> **Try it**
In the data that follows, find each line containing "this" and copy it.

[Page and application data records]
------
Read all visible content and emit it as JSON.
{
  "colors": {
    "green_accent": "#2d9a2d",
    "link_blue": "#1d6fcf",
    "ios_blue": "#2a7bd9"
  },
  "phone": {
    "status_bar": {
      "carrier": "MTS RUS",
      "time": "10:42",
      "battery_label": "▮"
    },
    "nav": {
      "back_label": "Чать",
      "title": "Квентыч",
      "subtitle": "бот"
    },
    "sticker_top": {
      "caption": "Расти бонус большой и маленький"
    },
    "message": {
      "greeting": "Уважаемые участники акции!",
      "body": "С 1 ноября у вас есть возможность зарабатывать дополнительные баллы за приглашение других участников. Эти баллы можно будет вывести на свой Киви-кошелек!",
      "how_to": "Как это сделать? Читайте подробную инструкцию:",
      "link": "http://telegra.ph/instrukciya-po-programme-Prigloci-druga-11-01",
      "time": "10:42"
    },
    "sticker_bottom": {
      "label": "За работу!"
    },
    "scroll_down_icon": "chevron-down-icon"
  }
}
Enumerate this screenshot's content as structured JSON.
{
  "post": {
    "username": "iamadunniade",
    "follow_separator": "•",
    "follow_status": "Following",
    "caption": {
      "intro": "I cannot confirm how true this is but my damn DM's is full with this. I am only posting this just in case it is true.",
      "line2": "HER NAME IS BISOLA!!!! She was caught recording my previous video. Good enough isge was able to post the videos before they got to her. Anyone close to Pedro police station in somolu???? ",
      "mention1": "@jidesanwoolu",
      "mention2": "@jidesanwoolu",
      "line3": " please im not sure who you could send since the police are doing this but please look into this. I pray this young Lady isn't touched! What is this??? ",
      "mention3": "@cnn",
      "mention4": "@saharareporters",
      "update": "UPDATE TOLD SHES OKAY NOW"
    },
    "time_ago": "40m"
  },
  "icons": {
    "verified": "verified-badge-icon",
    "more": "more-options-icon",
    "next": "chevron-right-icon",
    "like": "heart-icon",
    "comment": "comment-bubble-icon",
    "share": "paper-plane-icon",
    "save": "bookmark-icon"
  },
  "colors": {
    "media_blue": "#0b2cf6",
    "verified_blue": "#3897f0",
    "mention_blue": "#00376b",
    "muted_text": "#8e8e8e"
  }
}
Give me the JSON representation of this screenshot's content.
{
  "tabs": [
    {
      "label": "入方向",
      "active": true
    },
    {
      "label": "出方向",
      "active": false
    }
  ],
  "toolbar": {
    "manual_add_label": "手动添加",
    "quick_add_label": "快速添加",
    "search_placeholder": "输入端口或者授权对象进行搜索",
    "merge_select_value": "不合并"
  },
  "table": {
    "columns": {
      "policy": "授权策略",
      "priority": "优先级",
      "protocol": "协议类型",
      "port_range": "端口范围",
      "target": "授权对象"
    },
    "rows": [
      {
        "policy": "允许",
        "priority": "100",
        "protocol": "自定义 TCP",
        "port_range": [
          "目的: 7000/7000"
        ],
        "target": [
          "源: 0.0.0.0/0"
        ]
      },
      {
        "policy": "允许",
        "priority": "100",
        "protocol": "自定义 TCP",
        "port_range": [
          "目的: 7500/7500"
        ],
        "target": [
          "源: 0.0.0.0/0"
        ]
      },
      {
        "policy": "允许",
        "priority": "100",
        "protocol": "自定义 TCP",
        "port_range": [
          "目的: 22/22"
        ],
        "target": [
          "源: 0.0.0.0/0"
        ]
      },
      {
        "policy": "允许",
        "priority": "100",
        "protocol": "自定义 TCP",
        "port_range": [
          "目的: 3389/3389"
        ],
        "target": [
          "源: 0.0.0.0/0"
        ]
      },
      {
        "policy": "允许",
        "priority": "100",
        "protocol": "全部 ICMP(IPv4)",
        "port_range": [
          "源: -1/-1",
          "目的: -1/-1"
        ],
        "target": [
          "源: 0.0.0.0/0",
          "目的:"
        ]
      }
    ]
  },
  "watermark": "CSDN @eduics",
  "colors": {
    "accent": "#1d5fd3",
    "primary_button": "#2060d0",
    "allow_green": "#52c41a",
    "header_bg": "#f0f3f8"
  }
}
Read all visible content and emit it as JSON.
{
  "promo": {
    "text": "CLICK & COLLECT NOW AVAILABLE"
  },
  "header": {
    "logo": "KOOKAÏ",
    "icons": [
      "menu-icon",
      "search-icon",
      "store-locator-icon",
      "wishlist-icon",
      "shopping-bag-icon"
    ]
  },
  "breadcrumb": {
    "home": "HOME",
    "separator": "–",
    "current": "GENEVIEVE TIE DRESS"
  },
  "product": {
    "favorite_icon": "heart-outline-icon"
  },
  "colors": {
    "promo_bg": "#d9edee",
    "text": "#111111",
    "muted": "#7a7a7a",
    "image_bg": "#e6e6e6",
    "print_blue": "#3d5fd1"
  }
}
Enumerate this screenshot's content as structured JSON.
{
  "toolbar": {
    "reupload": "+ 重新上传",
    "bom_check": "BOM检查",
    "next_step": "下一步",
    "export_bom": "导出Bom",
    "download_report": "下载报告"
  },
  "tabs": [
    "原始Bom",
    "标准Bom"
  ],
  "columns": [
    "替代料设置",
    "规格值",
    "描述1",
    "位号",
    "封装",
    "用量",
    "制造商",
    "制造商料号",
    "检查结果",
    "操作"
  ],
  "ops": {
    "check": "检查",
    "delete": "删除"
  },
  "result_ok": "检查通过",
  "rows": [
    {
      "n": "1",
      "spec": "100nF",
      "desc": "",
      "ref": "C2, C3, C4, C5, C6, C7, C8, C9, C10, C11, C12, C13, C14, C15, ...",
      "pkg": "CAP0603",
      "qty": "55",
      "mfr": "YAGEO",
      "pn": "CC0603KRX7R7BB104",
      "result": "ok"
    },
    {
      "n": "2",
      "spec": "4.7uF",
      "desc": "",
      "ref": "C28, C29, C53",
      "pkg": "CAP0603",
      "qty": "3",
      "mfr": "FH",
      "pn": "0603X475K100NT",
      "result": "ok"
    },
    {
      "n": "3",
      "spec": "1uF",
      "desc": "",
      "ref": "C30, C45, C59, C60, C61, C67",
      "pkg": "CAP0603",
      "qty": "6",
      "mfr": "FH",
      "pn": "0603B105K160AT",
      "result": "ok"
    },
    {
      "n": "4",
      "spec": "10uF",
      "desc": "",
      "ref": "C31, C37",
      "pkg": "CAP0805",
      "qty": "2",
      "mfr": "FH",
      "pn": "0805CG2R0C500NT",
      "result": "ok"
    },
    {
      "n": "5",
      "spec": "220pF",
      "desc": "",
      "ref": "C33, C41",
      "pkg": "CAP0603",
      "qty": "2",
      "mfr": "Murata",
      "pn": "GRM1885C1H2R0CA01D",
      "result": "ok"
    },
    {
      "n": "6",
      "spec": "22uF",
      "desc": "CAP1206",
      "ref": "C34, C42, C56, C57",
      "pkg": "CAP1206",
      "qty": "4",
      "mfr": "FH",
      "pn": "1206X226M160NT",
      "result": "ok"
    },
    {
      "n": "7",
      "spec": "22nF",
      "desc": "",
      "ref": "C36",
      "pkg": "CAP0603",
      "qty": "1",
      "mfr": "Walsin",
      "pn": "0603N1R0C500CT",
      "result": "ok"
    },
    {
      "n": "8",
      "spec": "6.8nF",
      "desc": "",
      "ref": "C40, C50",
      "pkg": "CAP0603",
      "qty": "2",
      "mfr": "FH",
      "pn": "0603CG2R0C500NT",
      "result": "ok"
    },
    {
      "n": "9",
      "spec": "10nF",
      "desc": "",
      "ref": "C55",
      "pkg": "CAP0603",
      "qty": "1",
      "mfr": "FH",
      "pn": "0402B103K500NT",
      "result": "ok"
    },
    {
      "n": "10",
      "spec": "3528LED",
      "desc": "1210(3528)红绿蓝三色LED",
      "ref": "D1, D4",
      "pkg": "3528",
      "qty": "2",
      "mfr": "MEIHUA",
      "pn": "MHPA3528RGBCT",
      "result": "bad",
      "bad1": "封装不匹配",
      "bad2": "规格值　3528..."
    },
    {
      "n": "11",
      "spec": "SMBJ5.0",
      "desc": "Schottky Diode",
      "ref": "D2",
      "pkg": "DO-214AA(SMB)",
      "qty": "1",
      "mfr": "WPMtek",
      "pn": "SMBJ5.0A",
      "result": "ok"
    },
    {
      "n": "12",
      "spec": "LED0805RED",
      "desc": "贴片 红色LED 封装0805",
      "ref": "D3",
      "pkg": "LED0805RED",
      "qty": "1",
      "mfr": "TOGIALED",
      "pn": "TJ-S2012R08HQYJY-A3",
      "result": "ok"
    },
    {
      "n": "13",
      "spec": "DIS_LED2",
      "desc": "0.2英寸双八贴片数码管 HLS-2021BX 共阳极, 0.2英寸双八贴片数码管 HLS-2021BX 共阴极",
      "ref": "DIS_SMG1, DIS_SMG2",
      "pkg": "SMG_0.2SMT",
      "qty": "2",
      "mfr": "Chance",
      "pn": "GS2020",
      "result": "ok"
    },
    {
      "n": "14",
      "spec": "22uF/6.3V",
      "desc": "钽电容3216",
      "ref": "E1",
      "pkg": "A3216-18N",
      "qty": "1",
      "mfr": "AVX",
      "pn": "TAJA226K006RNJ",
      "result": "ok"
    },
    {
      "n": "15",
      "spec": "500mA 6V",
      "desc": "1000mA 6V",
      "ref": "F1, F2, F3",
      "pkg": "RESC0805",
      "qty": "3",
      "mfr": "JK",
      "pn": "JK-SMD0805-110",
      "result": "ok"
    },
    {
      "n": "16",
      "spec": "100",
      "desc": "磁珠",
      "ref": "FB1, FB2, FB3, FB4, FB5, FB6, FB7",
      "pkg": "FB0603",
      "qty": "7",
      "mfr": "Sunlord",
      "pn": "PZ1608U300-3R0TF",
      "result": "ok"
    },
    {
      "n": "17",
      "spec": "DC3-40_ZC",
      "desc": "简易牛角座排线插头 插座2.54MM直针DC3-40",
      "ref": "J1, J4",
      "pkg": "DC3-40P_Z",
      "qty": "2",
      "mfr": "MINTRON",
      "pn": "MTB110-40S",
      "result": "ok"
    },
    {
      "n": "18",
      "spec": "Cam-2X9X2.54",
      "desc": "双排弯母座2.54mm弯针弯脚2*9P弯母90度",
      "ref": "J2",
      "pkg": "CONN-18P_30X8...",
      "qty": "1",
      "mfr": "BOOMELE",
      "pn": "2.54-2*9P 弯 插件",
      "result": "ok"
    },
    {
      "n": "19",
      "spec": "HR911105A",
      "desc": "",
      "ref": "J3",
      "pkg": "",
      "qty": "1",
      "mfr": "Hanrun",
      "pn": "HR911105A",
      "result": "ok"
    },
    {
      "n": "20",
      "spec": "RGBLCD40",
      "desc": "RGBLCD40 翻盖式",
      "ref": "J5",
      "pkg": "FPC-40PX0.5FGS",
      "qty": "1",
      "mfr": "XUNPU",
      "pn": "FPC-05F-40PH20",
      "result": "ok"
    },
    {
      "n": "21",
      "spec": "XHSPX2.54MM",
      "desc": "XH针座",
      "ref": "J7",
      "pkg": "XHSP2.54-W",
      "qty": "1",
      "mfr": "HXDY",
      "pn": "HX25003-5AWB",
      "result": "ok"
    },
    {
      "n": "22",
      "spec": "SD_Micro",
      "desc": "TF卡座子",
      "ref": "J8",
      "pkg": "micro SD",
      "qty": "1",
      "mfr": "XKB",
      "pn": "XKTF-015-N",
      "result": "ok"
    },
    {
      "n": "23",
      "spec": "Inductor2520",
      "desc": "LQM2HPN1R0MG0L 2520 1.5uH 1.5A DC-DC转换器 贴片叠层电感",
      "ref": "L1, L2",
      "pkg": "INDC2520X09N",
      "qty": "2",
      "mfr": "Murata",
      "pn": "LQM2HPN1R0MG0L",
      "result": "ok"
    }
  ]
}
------
> **Finished exercise**
Enumerate this screenshot's content as structured JSON.
      "intro": "I cannot confirm how true this is but my damn DM's is full with this. I am only posting this just in case it is true.",
      "line3": " please im not sure who you could send since the police are doing this but please look into this. I pray this young Lady isn't touched! What is this??? ",
Give me the JSON representation of this screenshot's content.
Enumerate this screenshot's content as structured JSON.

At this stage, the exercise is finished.